Well, my dad and mother had collected quite a few cattle. Dad used to trade merchandise for stock; and mother used to have a lot of friends, and she had been able to build up a little herd. Together the two of them finally got about 80 head together. That brought on their deaths.
One evening in 1889 a band of fellows rode up to our house and got dad and mother. They led them to a cottonwood grove, and my brother and I trailed along.
I don't remember everything very clearly — I was just a little shaver. But when they put a rope around mother's neck my brother and I tried to fight them. Imagine! I was five and he was 10. They shot us both — killed my brother, and just wounded me.
Then they hanged dad and mother, and carried me on to a cave in the Black Hills of South Dakota.
The next thing I can remember after that night there in the cottonwoods is being chained to a stump outside that cave in the Black Hills. The gang — posse, they called themselves, and maybe they really were deputies, because the cattle men ran Wyoming in those days — the gang kept me chained there every day while they were away on "business." And I've got a good idea about the kind of business they were on.
Anyway, I was just a kid, and I was wounded, and lonely, and scared, and things were pretty tough. Sometimes they would be gone a day or so, and then I wouldn't get anything to eat. I don't know what they figured on doing with me.
Since then I've learned that the cattle war was going on in dead earnest while I was imprisoned there. Posses were roaming the state, and perfectly innocent settlers, like my dad and mother, were being lynched as rustlers and their herds were being seized by the big cattle men.
I know that isn't the way everybody looks on that cattle war. But this is my side of the story.
Those stockmen were conducting a regular campaign to terrorize the small settlers so they'd move out and leave all of Wyoming for the big fellows. They spent thousands of dollars hiring assassins and sending out publicity that the state was full of rustlers that they had to wipe out.
Of course, I didn't know anything about it then. I got most of the dope years later when I was in Folsom prison in California and one of my guards was a man who'd been U.S. marshal in Wyoming in those days and knew the inside of it all.
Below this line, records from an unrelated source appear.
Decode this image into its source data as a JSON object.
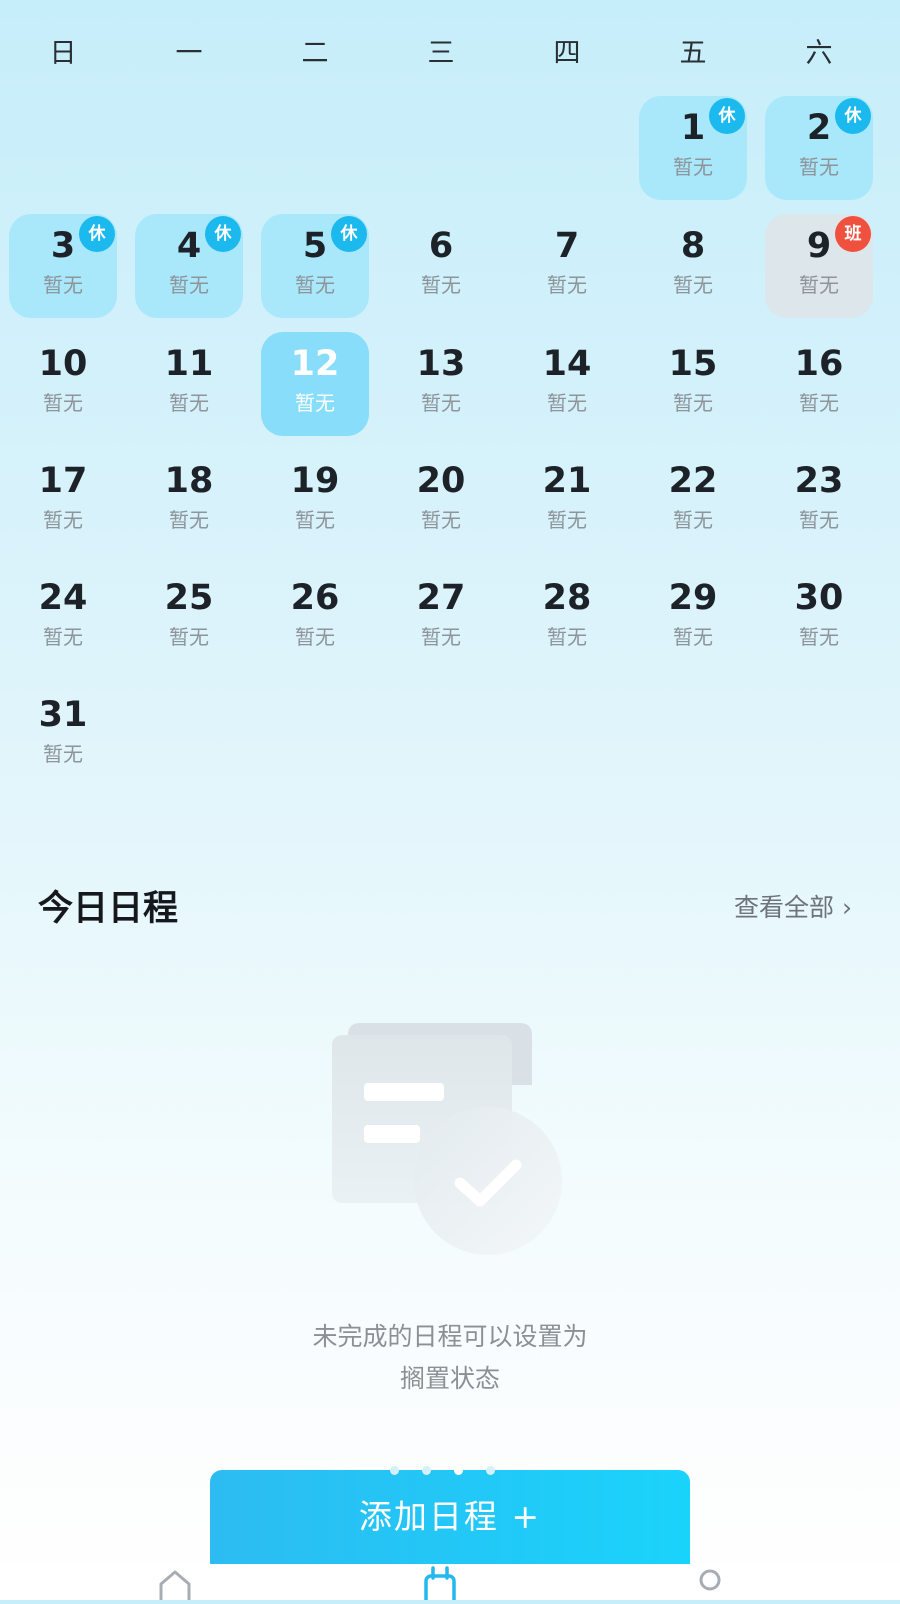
{
  "weekdays": [
    "日",
    "一",
    "二",
    "三",
    "四",
    "五",
    "六"
  ],
  "days": [
    {
      "num": "1",
      "sub": "暂无",
      "badge": "休"
    },
    {
      "num": "2",
      "sub": "暂无",
      "badge": "休"
    },
    {
      "num": "3",
      "sub": "暂无",
      "badge": "休"
    },
    {
      "num": "4",
      "sub": "暂无",
      "badge": "休"
    },
    {
      "num": "5",
      "sub": "暂无",
      "badge": "休"
    },
    {
      "num": "6",
      "sub": "暂无"
    },
    {
      "num": "7",
      "sub": "暂无"
    },
    {
      "num": "8",
      "sub": "暂无"
    },
    {
      "num": "9",
      "sub": "暂无",
      "badge": "班"
    },
    {
      "num": "10",
      "sub": "暂无"
    },
    {
      "num": "11",
      "sub": "暂无"
    },
    {
      "num": "12",
      "sub": "暂无",
      "selected": true
    },
    {
      "num": "13",
      "sub": "暂无"
    },
    {
      "num": "14",
      "sub": "暂无"
    },
    {
      "num": "15",
      "sub": "暂无"
    },
    {
      "num": "16",
      "sub": "暂无"
    },
    {
      "num": "17",
      "sub": "暂无"
    },
    {
      "num": "18",
      "sub": "暂无"
    },
    {
      "num": "19",
      "sub": "暂无"
    },
    {
      "num": "20",
      "sub": "暂无"
    },
    {
      "num": "21",
      "sub": "暂无"
    },
    {
      "num": "22",
      "sub": "暂无"
    },
    {
      "num": "23",
      "sub": "暂无"
    },
    {
      "num": "24",
      "sub": "暂无"
    },
    {
      "num": "25",
      "sub": "暂无"
    },
    {
      "num": "26",
      "sub": "暂无"
    },
    {
      "num": "27",
      "sub": "暂无"
    },
    {
      "num": "28",
      "sub": "暂无"
    },
    {
      "num": "29",
      "sub": "暂无"
    },
    {
      "num": "30",
      "sub": "暂无"
    },
    {
      "num": "31",
      "sub": "暂无"
    }
  ],
  "today_schedule": {
    "title": "今日日程",
    "view_all": "查看全部 ›"
  },
  "empty_state": {
    "line1": "未完成的日程可以设置为",
    "line2": "搁置状态",
    "illustration_icon": "document-check-icon"
  },
  "carousel": {
    "count": 4,
    "active": 2
  },
  "add_button": {
    "label": "添加日程 +"
  },
  "tab_bar": {
    "icons": [
      "home-icon",
      "calendar-icon",
      "profile-icon"
    ]
  },
  "colors": {
    "holiday_bg": "#a9e7fb",
    "workday_bg": "#dde6ea",
    "selected_bg": "#87ddfa",
    "holiday_badge": "#1cb9ef",
    "workday_badge": "#f0513e",
    "button_start": "#2dbcf2",
    "button_end": "#1ad3fb"
  }
}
Then I corresponded with a lot of people who had lived there and got more evidence.
I don't know how long I'd have stayed in that cave, chained, or what would have happened to me. But one day, while the gang was away, two Indians happened along and found me. They broke the chain and took me back with them to the Sioux reservation, where they turned me over to Old Iron Tail, their chief.
Tomorrow: Indians, cow ponies and soldiers.
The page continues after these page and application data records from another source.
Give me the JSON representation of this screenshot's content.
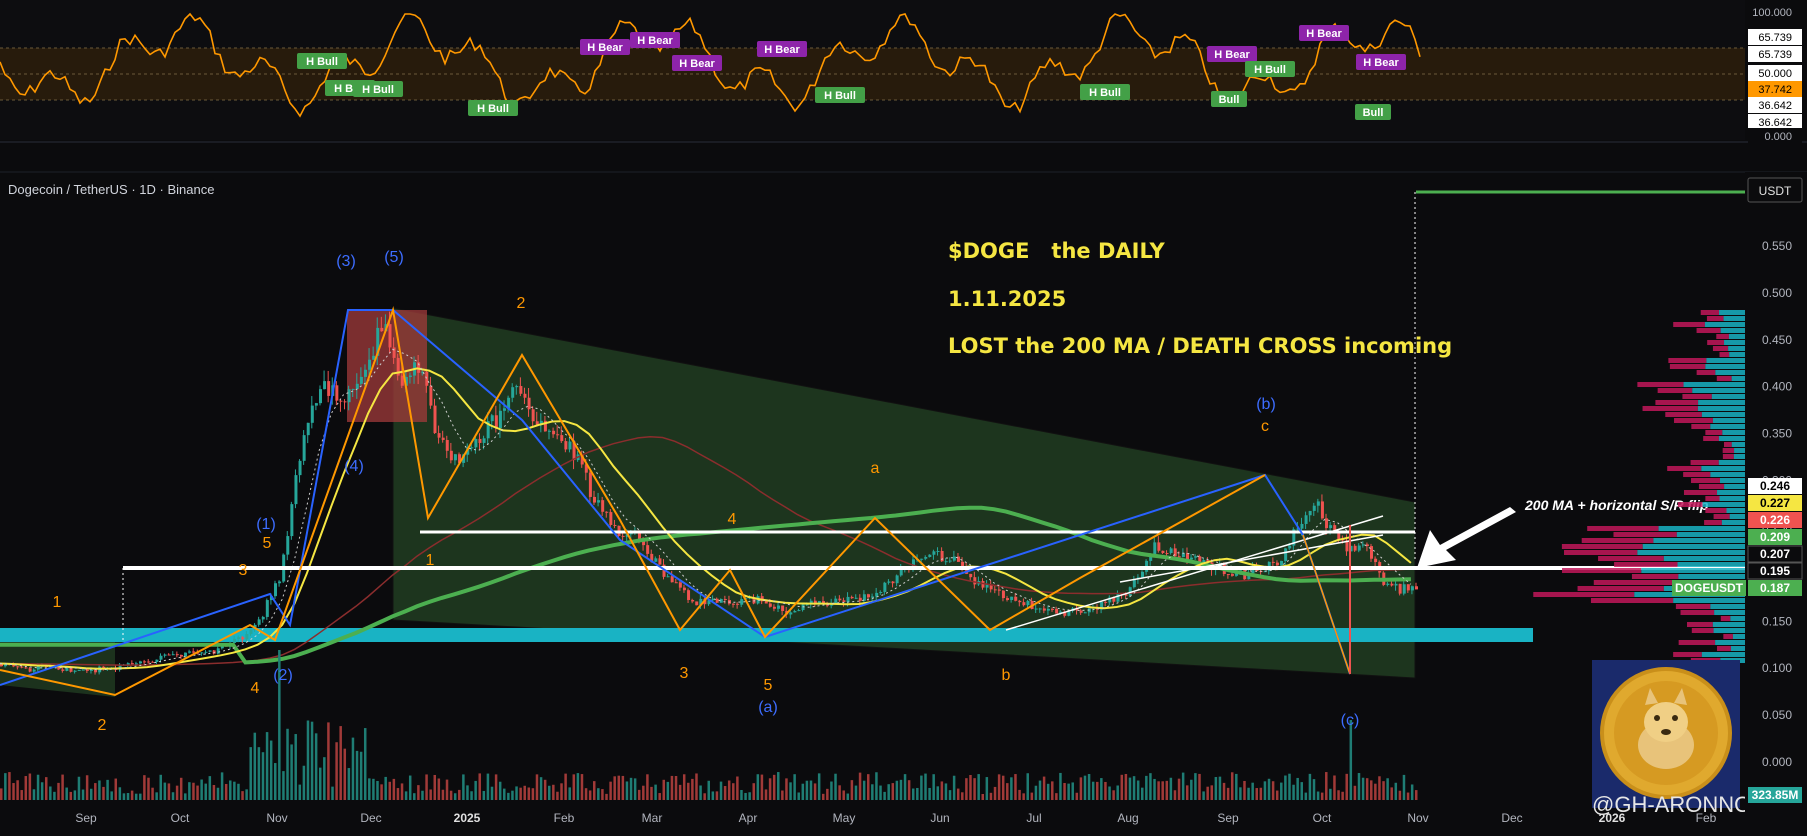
{
  "window": {
    "symbol_title": "Dogecoin / TetherUS · 1D · Binance",
    "currency": "USDT",
    "watermark": "@GH-ARONNO"
  },
  "annotations": {
    "line1": "$DOGE   the DAILY",
    "line2": "1.11.2025",
    "line3": "LOST the 200 MA / DEATH CROSS incoming",
    "arrow_note": "200 MA + horizontal S/R flip"
  },
  "colors": {
    "candle_up": "#26a69a",
    "candle_down": "#ef5350",
    "ma_fast": "#f5e642",
    "ma_200": "#4caf50",
    "ma_mid": "#8b2d2d",
    "wave_blue": "#2962ff",
    "wave_orange": "#ff9800",
    "rsi_line": "#ff9800",
    "bull_tag": "#43a047",
    "bear_tag": "#8e24aa",
    "zone_cyan": "#19b3c4",
    "channel_fill": "#2e5a2e"
  },
  "rsi": {
    "levels": [
      "100.000",
      "65.739",
      "65.739",
      "50.000",
      "37.742",
      "36.642",
      "36.642",
      "0.000"
    ],
    "tags": [
      {
        "label": "H Bull",
        "type": "bull"
      },
      {
        "label": "H Bull",
        "type": "bull"
      },
      {
        "label": "H Bull",
        "type": "bull"
      },
      {
        "label": "H Bull",
        "type": "bull"
      },
      {
        "label": "H Bear",
        "type": "bear"
      },
      {
        "label": "H Bear",
        "type": "bear"
      },
      {
        "label": "H Bear",
        "type": "bear"
      },
      {
        "label": "H Bear",
        "type": "bear"
      },
      {
        "label": "H Bull",
        "type": "bull"
      },
      {
        "label": "H Bull",
        "type": "bull"
      },
      {
        "label": "H Bear",
        "type": "bear"
      },
      {
        "label": "H Bull",
        "type": "bull"
      },
      {
        "label": "H Bear",
        "type": "bear"
      },
      {
        "label": "Bull",
        "type": "bull"
      },
      {
        "label": "H Bear",
        "type": "bear"
      },
      {
        "label": "Bull",
        "type": "bull"
      }
    ]
  },
  "wave_labels": [
    {
      "text": "1",
      "color": "orange"
    },
    {
      "text": "2",
      "color": "orange"
    },
    {
      "text": "3",
      "color": "orange"
    },
    {
      "text": "4",
      "color": "orange"
    },
    {
      "text": "5",
      "color": "orange"
    },
    {
      "text": "(1)",
      "color": "blue"
    },
    {
      "text": "(2)",
      "color": "blue"
    },
    {
      "text": "(3)",
      "color": "blue"
    },
    {
      "text": "(4)",
      "color": "blue"
    },
    {
      "text": "(5)",
      "color": "blue"
    },
    {
      "text": "1",
      "color": "orange"
    },
    {
      "text": "2",
      "color": "orange"
    },
    {
      "text": "3",
      "color": "orange"
    },
    {
      "text": "4",
      "color": "orange"
    },
    {
      "text": "5",
      "color": "orange"
    },
    {
      "text": "a",
      "color": "orange"
    },
    {
      "text": "b",
      "color": "orange"
    },
    {
      "text": "c",
      "color": "orange"
    },
    {
      "text": "(a)",
      "color": "blue"
    },
    {
      "text": "(b)",
      "color": "blue"
    },
    {
      "text": "(c)",
      "color": "blue"
    }
  ],
  "chart_data": {
    "type": "candlestick",
    "title": "Dogecoin / TetherUS · 1D · Binance",
    "ylabel": "USDT",
    "ylim": [
      -0.02,
      0.6
    ],
    "x_ticks": [
      "Sep",
      "Oct",
      "Nov",
      "Dec",
      "2025",
      "Feb",
      "Mar",
      "Apr",
      "May",
      "Jun",
      "Jul",
      "Aug",
      "Sep",
      "Oct",
      "Nov",
      "Dec",
      "2026",
      "Feb"
    ],
    "y_ticks": [
      0.0,
      0.05,
      0.1,
      0.15,
      0.2,
      0.25,
      0.3,
      0.35,
      0.4,
      0.45,
      0.5,
      0.55
    ],
    "y_tick_labels": [
      "0.000",
      "0.050",
      "0.100",
      "0.150",
      "0.200",
      "0.250",
      "0.300",
      "0.350",
      "0.400",
      "0.450",
      "0.500",
      "0.550"
    ],
    "price_tags": [
      {
        "label": "0.246",
        "value": 0.246,
        "style": "white"
      },
      {
        "label": "0.227",
        "value": 0.227,
        "style": "yellow"
      },
      {
        "label": "0.226",
        "value": 0.226,
        "style": "red"
      },
      {
        "label": "0.209",
        "value": 0.209,
        "style": "green"
      },
      {
        "label": "0.207",
        "value": 0.207,
        "style": "dark"
      },
      {
        "label": "0.195",
        "value": 0.195,
        "style": "dark"
      },
      {
        "label": "DOGEUSDT",
        "value": 0.187,
        "style": "symbol"
      },
      {
        "label": "0.187",
        "value": 0.187,
        "style": "green"
      },
      {
        "label": "323.85M",
        "value": -0.013,
        "style": "volume"
      }
    ],
    "price_path": [
      {
        "t": 0,
        "v": 0.105
      },
      {
        "t": 5,
        "v": 0.098
      },
      {
        "t": 12,
        "v": 0.102
      },
      {
        "t": 20,
        "v": 0.097
      },
      {
        "t": 30,
        "v": 0.102
      },
      {
        "t": 40,
        "v": 0.112
      },
      {
        "t": 52,
        "v": 0.118
      },
      {
        "t": 58,
        "v": 0.13
      },
      {
        "t": 63,
        "v": 0.15
      },
      {
        "t": 68,
        "v": 0.195
      },
      {
        "t": 72,
        "v": 0.3
      },
      {
        "t": 76,
        "v": 0.38
      },
      {
        "t": 80,
        "v": 0.4
      },
      {
        "t": 85,
        "v": 0.39
      },
      {
        "t": 90,
        "v": 0.43
      },
      {
        "t": 94,
        "v": 0.47
      },
      {
        "t": 98,
        "v": 0.4
      },
      {
        "t": 102,
        "v": 0.42
      },
      {
        "t": 106,
        "v": 0.36
      },
      {
        "t": 110,
        "v": 0.32
      },
      {
        "t": 114,
        "v": 0.33
      },
      {
        "t": 118,
        "v": 0.35
      },
      {
        "t": 122,
        "v": 0.37
      },
      {
        "t": 126,
        "v": 0.4
      },
      {
        "t": 130,
        "v": 0.36
      },
      {
        "t": 135,
        "v": 0.35
      },
      {
        "t": 140,
        "v": 0.33
      },
      {
        "t": 145,
        "v": 0.28
      },
      {
        "t": 150,
        "v": 0.25
      },
      {
        "t": 156,
        "v": 0.24
      },
      {
        "t": 162,
        "v": 0.2
      },
      {
        "t": 170,
        "v": 0.17
      },
      {
        "t": 178,
        "v": 0.17
      },
      {
        "t": 186,
        "v": 0.175
      },
      {
        "t": 192,
        "v": 0.16
      },
      {
        "t": 198,
        "v": 0.17
      },
      {
        "t": 206,
        "v": 0.17
      },
      {
        "t": 214,
        "v": 0.18
      },
      {
        "t": 220,
        "v": 0.2
      },
      {
        "t": 226,
        "v": 0.22
      },
      {
        "t": 232,
        "v": 0.22
      },
      {
        "t": 238,
        "v": 0.19
      },
      {
        "t": 244,
        "v": 0.18
      },
      {
        "t": 252,
        "v": 0.165
      },
      {
        "t": 260,
        "v": 0.16
      },
      {
        "t": 268,
        "v": 0.165
      },
      {
        "t": 276,
        "v": 0.185
      },
      {
        "t": 282,
        "v": 0.23
      },
      {
        "t": 288,
        "v": 0.22
      },
      {
        "t": 296,
        "v": 0.21
      },
      {
        "t": 304,
        "v": 0.2
      },
      {
        "t": 312,
        "v": 0.21
      },
      {
        "t": 318,
        "v": 0.26
      },
      {
        "t": 322,
        "v": 0.27
      },
      {
        "t": 326,
        "v": 0.24
      },
      {
        "t": 330,
        "v": 0.225
      },
      {
        "t": 334,
        "v": 0.23
      },
      {
        "t": 338,
        "v": 0.19
      },
      {
        "t": 342,
        "v": 0.185
      },
      {
        "t": 346,
        "v": 0.187
      }
    ]
  }
}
An entry in "Women in World History: A Biographical Encyclopedia" (2002) indicates that Ellen Waston, aka Cattle Kate, had no children. Here's an exerpt:
American homesteader accused of cattle rustling who became the first woman lynched in Wyoming Territory, in a hanging carried out by a group of ranchers for their self-interests. Name variations: Ella Watson; Ellen Liddy Pickell; "Cattle Kate"; also mistakenly known as Kate Champion and Kate Maxwell. Born Ellen Liddy Watson on July 2, 1861, in Arran Township, Ontario, Canada; died on July 20, 1889, in Sweetwater Valley of Wyoming Territory, by hanging; daughter of Thomas Lewis (a farmer) and Frances (Close) Watson; learned to read and write at homestead school; married William A. Pickell, on November 24, 1879 (divorced 1886); married James Averell or Averill, on May 17, 1886; no children.
Moved with family to farm near Lebanon, Kansas (1877); after leaving first marriage, worked as cook and domestic employee in Nebraska and Wyoming until filing a homestead claim in Sweetwater Valley, Wyoming; accused, with Averell, of cattle rustling by cattle ranchers who seized and lynched them (1889); newspapers owned by cattle interests charged her with being a prostitute and accepting stolen cattle as payment.
Newspaper courtesy of Lauren Parker | "Cattle Kate" reference courtesy of Jason Brice.